> Exercise instructions
Below are records; copy every line in them that holds the word "Program".

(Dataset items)
▬▬▬▬▬▬

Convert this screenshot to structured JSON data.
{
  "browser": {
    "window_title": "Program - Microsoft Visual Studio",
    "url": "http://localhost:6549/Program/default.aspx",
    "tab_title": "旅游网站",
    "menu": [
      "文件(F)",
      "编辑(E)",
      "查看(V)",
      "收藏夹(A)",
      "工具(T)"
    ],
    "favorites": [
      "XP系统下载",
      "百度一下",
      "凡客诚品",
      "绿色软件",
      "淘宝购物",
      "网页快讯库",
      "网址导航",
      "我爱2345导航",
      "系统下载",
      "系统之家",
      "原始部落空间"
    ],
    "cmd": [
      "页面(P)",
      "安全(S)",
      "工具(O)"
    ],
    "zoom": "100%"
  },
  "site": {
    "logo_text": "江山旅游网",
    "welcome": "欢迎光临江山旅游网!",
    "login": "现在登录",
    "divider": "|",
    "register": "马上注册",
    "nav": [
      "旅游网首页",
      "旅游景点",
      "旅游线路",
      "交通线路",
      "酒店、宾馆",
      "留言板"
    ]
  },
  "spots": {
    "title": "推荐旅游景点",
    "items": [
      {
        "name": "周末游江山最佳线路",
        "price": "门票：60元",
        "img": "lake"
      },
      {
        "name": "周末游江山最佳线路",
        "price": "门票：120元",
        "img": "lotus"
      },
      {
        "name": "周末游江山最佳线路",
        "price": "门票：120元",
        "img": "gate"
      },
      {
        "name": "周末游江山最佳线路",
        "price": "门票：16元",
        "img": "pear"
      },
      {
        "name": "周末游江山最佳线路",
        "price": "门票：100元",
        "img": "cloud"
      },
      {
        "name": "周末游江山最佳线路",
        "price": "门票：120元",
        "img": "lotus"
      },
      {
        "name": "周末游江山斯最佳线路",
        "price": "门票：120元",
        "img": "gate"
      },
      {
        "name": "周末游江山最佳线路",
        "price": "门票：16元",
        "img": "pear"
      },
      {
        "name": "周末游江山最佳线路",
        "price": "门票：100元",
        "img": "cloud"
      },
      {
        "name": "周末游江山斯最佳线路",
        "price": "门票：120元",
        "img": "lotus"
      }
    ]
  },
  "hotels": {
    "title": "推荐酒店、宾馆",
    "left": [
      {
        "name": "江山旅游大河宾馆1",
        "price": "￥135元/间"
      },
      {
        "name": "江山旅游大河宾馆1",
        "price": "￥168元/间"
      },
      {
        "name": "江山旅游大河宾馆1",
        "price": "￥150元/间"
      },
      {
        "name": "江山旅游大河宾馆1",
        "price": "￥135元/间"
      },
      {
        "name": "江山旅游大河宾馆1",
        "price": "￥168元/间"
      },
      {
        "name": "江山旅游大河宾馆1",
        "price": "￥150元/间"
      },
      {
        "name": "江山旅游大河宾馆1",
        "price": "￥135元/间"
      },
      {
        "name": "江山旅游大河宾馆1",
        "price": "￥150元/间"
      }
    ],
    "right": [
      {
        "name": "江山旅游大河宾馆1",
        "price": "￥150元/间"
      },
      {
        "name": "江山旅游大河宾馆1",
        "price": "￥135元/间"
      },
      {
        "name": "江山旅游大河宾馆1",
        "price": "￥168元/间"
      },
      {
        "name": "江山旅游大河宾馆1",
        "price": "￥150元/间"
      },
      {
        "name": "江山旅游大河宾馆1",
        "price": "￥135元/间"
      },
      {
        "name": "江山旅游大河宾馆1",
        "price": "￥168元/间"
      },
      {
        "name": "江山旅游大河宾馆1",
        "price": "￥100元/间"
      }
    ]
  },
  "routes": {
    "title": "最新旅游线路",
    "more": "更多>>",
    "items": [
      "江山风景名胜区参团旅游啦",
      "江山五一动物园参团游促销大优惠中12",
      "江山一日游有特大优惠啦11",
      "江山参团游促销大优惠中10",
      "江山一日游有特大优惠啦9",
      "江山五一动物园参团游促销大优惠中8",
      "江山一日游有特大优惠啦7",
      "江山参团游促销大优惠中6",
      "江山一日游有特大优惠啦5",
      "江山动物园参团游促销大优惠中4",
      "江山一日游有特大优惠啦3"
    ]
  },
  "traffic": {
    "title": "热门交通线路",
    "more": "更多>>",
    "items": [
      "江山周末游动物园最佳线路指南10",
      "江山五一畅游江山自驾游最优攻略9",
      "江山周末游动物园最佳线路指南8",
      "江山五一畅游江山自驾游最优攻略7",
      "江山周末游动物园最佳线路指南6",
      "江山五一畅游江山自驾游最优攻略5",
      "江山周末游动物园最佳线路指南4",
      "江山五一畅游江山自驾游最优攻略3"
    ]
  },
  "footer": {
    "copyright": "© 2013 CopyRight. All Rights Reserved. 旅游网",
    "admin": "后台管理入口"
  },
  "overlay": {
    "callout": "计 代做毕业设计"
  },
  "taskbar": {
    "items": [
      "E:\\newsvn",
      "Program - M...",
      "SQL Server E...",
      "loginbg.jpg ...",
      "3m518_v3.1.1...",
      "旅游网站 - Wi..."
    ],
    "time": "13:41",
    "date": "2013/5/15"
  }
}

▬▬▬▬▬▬

> Exercise answer
    "window_title": "Program - Microsoft Visual Studio",
    "url": "http://localhost:6549/Program/default.aspx",
      "Program - M...",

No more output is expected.